And so when we, statistically inclined baseball fans who have been pursuing greater understanding of the game, look at how Pineda and Koehler approach the simple quandary of a three-ball count, we have a reaction we cannot fully control. Pineda, in 134 applicable 2016 plate appearances, struck out 21 and walked 52, dogged in his pursuit of good counts and a low walk rate. Koehler, in 158 such plate appearances, struck out 23 and walked 75, declining to care about the walks (clearly), in hopes of not being crushed.
You have a reaction already. Remember it.
Pineda surrendered five homers, four doubles, and two triples, plus 14 singles.
Koehler allowed two homers and five doubles, plus 11 singles.
You may have jumped ahead, logically, to the conclusion that you thought this was moving toward: High expectations are hell. Pineda is what he is, yet he’s doomed to feel the flames of disappointment because of what we thought he was. That may actually be true, depressingly enough. But it’s not the point.

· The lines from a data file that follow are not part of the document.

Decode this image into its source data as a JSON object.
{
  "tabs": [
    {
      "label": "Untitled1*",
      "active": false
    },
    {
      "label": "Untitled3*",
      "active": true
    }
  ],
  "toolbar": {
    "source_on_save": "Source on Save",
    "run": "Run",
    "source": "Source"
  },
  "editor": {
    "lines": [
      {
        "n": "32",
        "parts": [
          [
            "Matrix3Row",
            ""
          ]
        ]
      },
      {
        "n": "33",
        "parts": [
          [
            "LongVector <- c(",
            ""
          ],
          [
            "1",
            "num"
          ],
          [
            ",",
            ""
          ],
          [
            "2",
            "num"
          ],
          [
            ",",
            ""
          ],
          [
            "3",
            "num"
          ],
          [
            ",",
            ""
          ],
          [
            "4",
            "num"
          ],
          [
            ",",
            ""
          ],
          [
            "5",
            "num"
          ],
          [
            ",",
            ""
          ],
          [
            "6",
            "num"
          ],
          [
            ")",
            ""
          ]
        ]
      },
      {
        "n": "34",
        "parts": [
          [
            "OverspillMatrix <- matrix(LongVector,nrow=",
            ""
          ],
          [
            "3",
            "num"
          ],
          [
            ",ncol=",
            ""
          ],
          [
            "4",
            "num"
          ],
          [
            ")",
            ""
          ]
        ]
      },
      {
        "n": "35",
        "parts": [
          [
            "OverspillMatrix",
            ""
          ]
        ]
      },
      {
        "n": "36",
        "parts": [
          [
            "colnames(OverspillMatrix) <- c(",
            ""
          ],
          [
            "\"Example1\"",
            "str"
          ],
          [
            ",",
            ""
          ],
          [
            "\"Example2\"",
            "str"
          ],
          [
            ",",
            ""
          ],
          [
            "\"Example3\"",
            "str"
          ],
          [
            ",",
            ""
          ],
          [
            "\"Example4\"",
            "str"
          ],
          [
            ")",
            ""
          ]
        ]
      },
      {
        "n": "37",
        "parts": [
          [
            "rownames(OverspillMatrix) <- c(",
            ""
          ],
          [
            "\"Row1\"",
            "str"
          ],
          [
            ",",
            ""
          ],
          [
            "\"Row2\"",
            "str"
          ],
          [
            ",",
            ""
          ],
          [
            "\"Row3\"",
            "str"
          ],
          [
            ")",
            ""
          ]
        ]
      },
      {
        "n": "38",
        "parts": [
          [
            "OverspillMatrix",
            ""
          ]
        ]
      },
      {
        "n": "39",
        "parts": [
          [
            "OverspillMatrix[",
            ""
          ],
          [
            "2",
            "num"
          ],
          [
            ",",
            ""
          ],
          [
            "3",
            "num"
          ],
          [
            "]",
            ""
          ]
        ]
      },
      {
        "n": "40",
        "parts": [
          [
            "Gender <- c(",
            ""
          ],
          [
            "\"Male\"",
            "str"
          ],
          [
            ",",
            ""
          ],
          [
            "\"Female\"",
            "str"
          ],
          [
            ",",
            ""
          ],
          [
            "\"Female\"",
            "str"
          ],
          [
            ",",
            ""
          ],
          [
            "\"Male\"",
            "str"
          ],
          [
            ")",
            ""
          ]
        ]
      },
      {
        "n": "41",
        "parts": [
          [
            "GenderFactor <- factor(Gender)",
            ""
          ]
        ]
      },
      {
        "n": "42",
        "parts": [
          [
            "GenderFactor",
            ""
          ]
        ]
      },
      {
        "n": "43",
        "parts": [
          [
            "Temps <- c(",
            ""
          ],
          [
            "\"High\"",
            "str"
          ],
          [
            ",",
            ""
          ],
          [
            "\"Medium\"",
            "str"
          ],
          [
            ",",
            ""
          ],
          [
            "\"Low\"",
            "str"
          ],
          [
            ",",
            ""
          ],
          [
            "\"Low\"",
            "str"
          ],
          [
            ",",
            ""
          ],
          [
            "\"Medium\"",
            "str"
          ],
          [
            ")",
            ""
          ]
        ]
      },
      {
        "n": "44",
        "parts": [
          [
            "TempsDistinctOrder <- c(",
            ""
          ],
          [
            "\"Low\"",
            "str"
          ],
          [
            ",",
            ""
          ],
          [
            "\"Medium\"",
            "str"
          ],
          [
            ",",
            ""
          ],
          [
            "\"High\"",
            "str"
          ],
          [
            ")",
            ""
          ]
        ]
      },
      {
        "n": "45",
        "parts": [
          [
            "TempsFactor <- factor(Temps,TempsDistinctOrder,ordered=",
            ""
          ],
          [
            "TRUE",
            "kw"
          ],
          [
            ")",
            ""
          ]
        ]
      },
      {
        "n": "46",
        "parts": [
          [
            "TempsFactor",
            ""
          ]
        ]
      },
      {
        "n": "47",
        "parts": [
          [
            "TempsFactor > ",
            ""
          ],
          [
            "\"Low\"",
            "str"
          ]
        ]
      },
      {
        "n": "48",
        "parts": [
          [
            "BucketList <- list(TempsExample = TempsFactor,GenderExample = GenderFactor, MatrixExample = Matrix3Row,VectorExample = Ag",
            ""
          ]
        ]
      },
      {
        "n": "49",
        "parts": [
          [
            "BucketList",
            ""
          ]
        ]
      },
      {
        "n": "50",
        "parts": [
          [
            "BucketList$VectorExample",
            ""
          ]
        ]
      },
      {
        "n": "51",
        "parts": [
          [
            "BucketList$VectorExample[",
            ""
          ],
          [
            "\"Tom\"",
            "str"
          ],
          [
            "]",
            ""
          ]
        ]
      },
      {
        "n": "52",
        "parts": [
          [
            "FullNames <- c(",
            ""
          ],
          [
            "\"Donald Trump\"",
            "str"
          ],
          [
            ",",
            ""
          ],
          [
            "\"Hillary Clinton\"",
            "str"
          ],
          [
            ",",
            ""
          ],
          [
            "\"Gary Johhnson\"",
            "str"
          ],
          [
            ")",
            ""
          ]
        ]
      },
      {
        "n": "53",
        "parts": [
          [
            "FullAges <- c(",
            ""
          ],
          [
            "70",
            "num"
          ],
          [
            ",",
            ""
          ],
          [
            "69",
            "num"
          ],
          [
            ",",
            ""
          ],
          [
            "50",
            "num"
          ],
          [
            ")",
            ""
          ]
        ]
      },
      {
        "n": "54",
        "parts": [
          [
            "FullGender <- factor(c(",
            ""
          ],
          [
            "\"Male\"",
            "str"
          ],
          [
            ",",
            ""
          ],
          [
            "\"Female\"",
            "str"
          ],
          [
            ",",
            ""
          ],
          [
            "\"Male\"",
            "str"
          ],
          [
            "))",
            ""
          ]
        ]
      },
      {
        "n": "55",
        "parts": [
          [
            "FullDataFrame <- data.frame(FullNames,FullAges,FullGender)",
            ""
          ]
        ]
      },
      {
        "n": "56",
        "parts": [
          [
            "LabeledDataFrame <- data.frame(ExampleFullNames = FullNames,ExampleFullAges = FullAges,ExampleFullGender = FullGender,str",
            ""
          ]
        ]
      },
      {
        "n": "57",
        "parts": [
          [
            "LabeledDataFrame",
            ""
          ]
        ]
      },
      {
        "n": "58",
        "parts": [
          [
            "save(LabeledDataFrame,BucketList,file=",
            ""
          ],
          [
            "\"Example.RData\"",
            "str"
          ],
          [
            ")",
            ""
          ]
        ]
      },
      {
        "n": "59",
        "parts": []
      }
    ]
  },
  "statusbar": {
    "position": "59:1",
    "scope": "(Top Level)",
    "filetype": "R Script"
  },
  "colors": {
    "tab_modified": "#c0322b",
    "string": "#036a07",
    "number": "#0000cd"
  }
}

Those commercials, grating as they are, show a cold, calculated acceptance of the circumstances that brought them into existence. They can’t help but be aware of their tackiness, of the mud they are slinging at the 1995 or 2015 versions of their very own brand. And once that’s out in the open, it doesn’t matter. Whatever damage is done to the pristine perception of their reputation can be quickly outweighed by results—any results.
While Pineda’s insistence on pounding the zone is admirable in a vacuum, and capable of delivering intoxicating moments like Monday’s perfect game bid, it is ultimately a predictable model that doesn’t really work. The bottom line doesn’t cut it.

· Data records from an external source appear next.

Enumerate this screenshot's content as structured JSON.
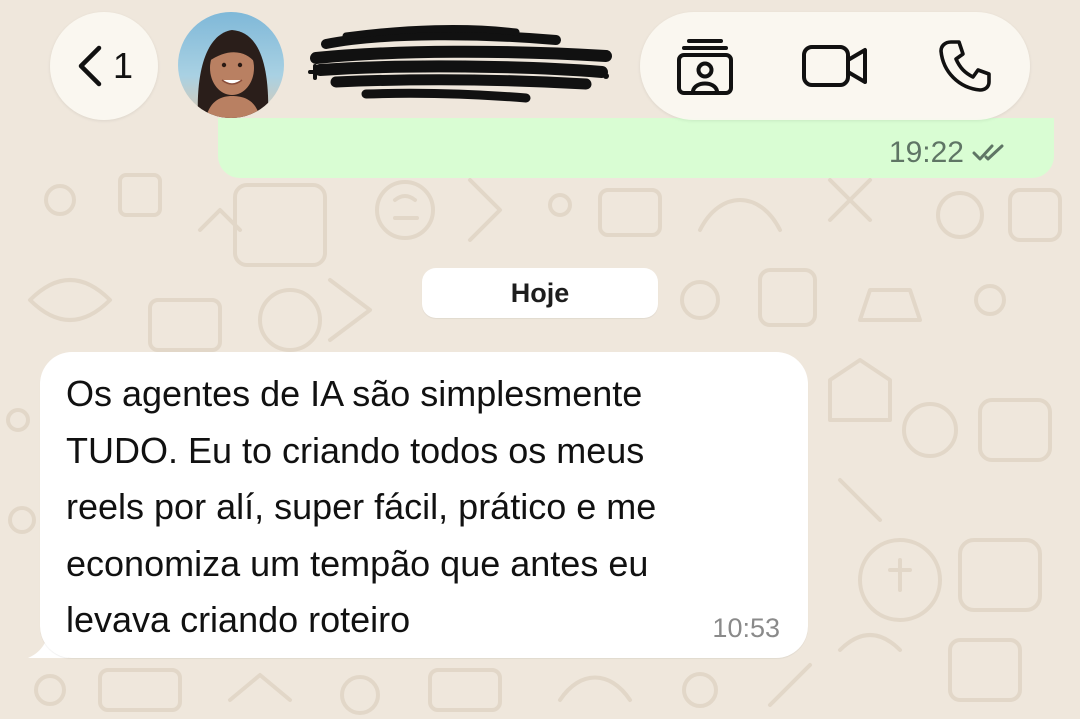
{
  "header": {
    "back_count": "1",
    "back_icon": "chevron-left-icon",
    "actions": [
      {
        "icon": "contact-card-icon"
      },
      {
        "icon": "video-camera-icon"
      },
      {
        "icon": "phone-icon"
      }
    ]
  },
  "previous_message": {
    "time": "19:22",
    "status_icon": "double-check-icon"
  },
  "date_separator": {
    "label": "Hoje"
  },
  "message": {
    "text": "Os agentes de IA são simplesmente\nTUDO. Eu to criando todos os meus\nreels por alí, super fácil, prático e me\neconomiza um tempão que antes eu\nlevava criando roteiro",
    "time": "10:53"
  },
  "colors": {
    "wallpaper": "#efe7dc",
    "outgoing_bubble": "#d9fdd3",
    "incoming_bubble": "#ffffff",
    "pill_background": "#faf8f0"
  }
}
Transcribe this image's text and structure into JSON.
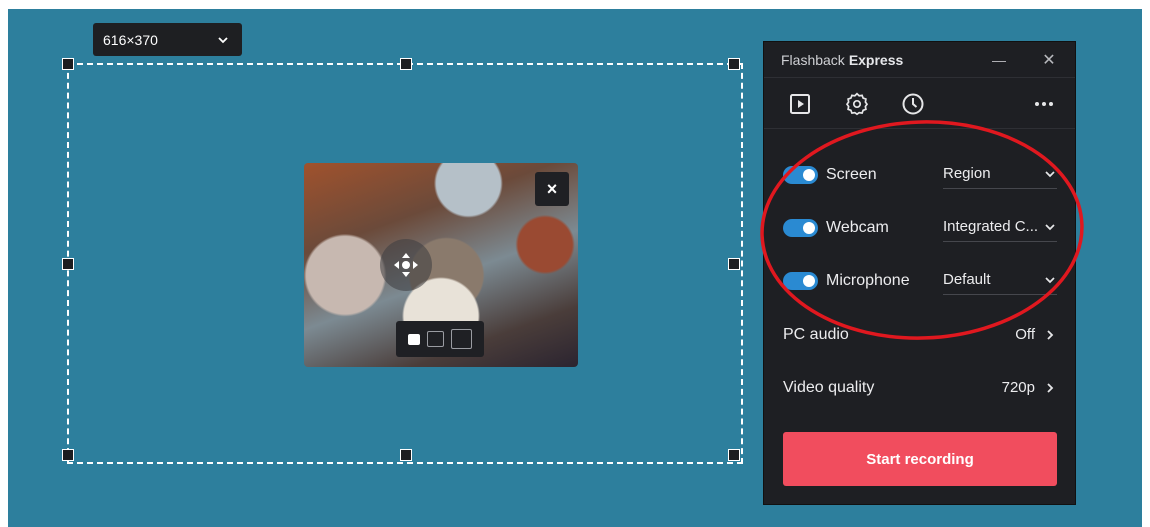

If we’ve learned anything over the past few years, it’s that contact is not a crapshoot.
Koehler doesn’t have nearly as much talent as Pineda, but he has made the ruthless, perhaps painful choice to cut his losses and force hitters to either make (relatively) bad contact or take a single base. He has acknowledged that a walk is sometimes a preferable outcome.

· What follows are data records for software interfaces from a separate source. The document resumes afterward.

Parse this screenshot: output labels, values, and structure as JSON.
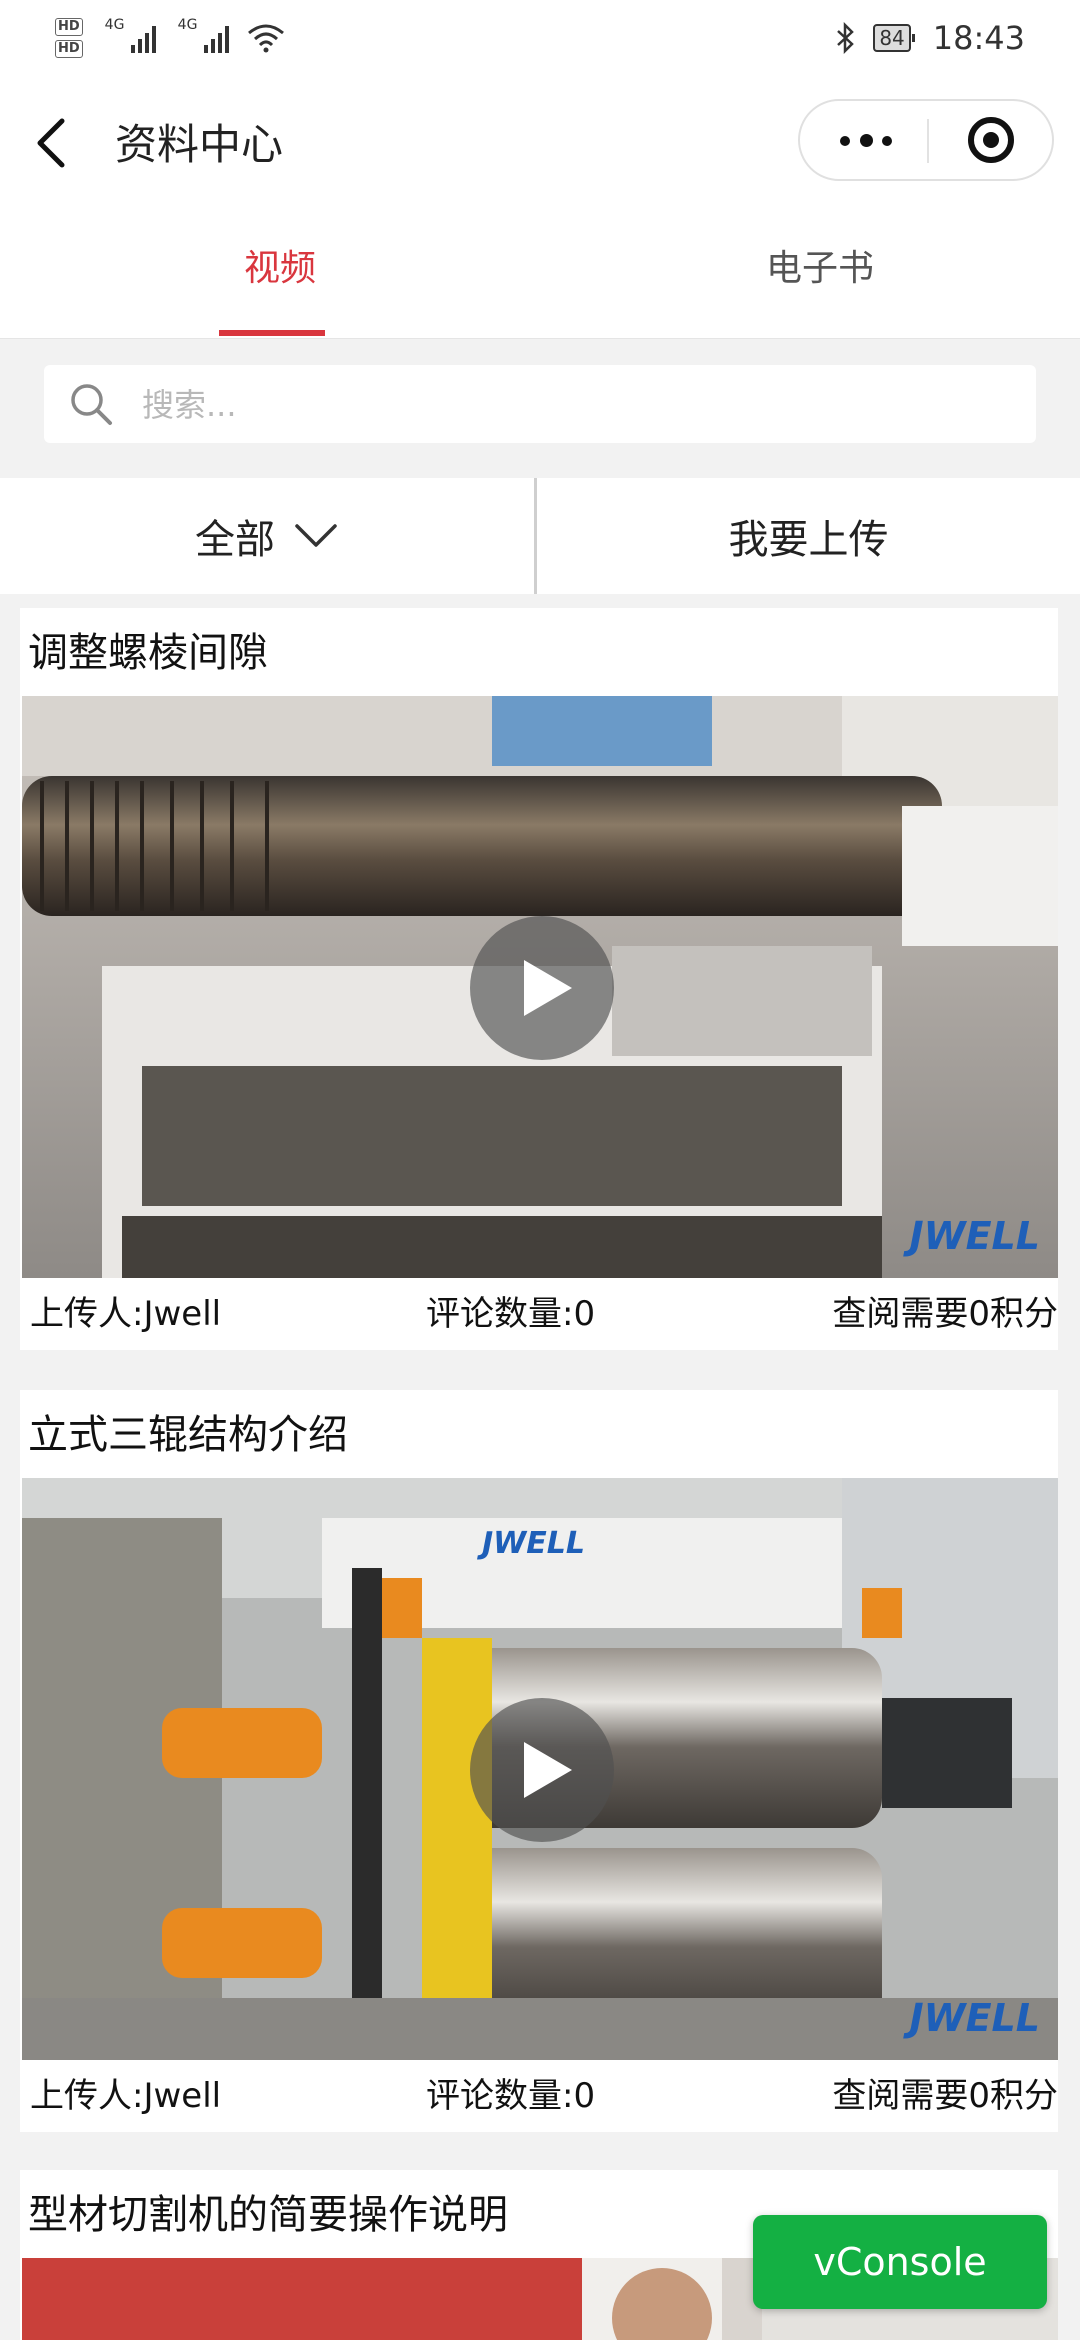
{
  "status_bar": {
    "network_badges": [
      "HD",
      "HD"
    ],
    "network_labels": [
      "4G",
      "4G"
    ],
    "battery": "84",
    "time": "18:43"
  },
  "header": {
    "title": "资料中心",
    "back_icon": "chevron-left-icon",
    "more_icon": "more-dots-icon",
    "close_icon": "target-circle-icon"
  },
  "tabs": [
    {
      "label": "视频",
      "active": true
    },
    {
      "label": "电子书",
      "active": false
    }
  ],
  "colors": {
    "accent": "#d9363e",
    "vconsole": "#14b043",
    "brand": "#1e5fb8"
  },
  "search": {
    "placeholder": "搜索..."
  },
  "filter": {
    "category_label": "全部",
    "upload_label": "我要上传"
  },
  "videos": [
    {
      "title": "调整螺棱间隙",
      "uploader": "上传人:Jwell",
      "comments": "评论数量:0",
      "cost": "查阅需要0积分",
      "watermark": "JWELL"
    },
    {
      "title": "立式三辊结构介绍",
      "uploader": "上传人:Jwell",
      "comments": "评论数量:0",
      "cost": "查阅需要0积分",
      "watermark": "JWELL"
    },
    {
      "title": "型材切割机的简要操作说明"
    }
  ],
  "vconsole": {
    "label": "vConsole"
  }
}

He’s made his slider and curveball more prominent pieces of his repertoire, and even added a few changeups to further push the fastball to the back burner when possible. He still gets into bad counts just about as often as any viable major-league starter, but in 2016 he stuck with his mix, for the most part, and managed to bring his strikeout rate up a tick, and push his home run rate below league average. Exit velocity numbers, by the way, back up the idea that he induced far, far weaker contact in those three-ball counts than Pineda.
Pineda doesn’t get into those bad counts nearly as often! He only has the slider to lean on, really, but it’s still a much better pitch than anything Koehler is breaking out. It’s all a very reasonable sales pitch. And yet …
Michael Pineda, 2016: 175 2/3 innings, 98 runs allowed.
Tom Koehler, 2016: 176 2/3 innings, 93 runs allowed.
Yes, yes, Koehler lords over a 10-gallon drum while Pineda tries to keep the ball in a sardine can, but it shouldn’t be this close. Your eyes can only deceive you so much. Eventually you begin to think that the off-brand might be on to something. Results, after all, are the name of this and many other games.
And at a certain point, everything is what it seems.